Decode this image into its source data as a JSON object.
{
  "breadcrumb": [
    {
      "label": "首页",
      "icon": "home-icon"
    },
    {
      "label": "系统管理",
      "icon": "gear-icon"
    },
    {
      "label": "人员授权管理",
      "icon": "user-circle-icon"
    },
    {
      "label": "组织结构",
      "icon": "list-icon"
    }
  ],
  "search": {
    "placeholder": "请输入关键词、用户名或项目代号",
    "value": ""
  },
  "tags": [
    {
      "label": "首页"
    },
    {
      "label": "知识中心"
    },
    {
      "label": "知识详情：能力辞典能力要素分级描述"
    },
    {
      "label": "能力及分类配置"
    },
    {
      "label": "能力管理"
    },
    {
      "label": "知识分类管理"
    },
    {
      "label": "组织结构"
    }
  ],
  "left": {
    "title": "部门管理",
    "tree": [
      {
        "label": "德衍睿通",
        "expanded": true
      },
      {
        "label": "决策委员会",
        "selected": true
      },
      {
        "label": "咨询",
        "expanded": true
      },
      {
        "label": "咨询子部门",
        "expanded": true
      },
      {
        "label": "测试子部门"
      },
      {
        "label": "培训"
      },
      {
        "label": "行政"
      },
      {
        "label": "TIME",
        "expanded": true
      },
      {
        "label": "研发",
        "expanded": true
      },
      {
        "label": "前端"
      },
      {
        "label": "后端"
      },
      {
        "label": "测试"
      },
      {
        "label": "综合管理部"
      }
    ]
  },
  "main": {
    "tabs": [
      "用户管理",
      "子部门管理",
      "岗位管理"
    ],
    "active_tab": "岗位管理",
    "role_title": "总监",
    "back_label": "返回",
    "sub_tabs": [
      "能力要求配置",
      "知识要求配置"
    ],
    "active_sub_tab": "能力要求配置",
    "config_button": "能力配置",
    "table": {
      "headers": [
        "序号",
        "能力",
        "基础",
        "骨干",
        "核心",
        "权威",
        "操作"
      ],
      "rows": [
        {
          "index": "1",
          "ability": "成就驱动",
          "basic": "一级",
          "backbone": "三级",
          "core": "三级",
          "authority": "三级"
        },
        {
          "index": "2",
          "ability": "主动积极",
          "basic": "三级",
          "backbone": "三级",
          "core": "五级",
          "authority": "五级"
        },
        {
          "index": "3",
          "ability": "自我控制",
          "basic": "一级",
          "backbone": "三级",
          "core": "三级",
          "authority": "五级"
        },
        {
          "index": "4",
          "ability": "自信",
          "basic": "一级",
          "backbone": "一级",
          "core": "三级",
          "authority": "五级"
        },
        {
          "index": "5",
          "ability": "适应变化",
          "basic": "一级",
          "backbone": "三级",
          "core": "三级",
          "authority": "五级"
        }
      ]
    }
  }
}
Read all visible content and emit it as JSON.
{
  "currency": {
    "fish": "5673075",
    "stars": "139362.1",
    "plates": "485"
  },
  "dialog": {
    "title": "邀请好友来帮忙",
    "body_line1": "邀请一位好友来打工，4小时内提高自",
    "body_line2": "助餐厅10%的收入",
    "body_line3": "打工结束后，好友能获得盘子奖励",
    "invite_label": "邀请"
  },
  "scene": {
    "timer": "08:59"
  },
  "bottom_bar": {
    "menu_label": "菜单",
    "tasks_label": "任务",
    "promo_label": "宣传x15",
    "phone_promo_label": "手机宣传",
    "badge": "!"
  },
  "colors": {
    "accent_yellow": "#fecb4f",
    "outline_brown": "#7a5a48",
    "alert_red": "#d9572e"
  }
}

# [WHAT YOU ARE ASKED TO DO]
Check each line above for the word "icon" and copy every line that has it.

# [RESPONSE]
      "icon": "home-icon"
      "icon": "gear-icon"
      "icon": "user-circle-icon"
      "icon": "list-icon"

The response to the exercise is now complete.